TASK DESCRIPTION — What you return should be the lines of the data containing "Center", each in full.

DATA FOR ANALYSIS —

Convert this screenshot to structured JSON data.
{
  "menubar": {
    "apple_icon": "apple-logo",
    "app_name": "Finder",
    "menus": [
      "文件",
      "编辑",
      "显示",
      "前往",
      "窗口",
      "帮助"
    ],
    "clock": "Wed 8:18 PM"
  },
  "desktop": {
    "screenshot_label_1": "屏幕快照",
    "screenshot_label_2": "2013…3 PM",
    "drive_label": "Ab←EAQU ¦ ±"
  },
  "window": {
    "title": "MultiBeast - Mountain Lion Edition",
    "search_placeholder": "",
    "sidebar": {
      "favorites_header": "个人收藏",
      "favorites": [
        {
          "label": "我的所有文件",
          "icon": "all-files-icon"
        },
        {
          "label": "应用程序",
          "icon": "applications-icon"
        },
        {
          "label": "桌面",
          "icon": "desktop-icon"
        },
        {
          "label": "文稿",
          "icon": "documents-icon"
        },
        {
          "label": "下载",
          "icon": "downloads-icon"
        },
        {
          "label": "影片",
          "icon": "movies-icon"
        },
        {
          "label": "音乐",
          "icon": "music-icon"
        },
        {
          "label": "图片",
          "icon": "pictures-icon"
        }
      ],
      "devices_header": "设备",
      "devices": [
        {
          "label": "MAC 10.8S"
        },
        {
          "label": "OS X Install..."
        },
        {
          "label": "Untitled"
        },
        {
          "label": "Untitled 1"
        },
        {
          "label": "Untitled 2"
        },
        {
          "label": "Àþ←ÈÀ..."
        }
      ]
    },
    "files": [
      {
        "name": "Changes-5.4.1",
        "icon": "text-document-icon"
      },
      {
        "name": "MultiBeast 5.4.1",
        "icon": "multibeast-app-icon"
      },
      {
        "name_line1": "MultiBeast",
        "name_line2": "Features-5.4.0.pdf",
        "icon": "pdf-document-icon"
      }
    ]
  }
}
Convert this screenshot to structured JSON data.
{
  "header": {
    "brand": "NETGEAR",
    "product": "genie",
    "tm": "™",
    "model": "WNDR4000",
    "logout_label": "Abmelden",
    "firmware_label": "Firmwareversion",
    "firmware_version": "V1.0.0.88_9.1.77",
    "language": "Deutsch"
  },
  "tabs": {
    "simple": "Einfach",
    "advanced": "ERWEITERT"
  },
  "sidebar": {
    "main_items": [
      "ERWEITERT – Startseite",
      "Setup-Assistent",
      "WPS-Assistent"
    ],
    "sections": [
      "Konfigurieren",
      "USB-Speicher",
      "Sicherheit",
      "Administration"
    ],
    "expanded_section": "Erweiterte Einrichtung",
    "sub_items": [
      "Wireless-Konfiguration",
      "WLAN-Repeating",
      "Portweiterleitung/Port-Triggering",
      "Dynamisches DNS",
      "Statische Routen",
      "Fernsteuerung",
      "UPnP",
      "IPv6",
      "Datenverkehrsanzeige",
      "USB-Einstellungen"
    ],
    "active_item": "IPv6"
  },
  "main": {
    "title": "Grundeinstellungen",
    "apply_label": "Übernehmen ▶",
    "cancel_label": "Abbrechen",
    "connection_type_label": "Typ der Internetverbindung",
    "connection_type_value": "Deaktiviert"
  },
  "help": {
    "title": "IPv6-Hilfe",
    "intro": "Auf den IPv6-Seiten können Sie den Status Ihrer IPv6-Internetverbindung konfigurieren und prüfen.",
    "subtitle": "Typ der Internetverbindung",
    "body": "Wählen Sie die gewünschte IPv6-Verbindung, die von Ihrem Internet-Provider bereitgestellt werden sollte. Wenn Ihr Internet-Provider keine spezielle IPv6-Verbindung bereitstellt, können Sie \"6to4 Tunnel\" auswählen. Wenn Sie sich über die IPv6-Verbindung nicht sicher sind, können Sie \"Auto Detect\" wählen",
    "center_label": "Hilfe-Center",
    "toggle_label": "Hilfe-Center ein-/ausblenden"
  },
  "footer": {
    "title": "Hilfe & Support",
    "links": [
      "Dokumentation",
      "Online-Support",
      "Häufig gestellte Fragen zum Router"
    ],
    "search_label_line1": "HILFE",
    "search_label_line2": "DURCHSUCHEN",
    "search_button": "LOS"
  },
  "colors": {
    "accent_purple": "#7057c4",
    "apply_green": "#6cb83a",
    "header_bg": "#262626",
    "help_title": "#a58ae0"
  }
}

RESPONSE —
    "center_label": "Hilfe-Center",
    "toggle_label": "Hilfe-Center ein-/ausblenden"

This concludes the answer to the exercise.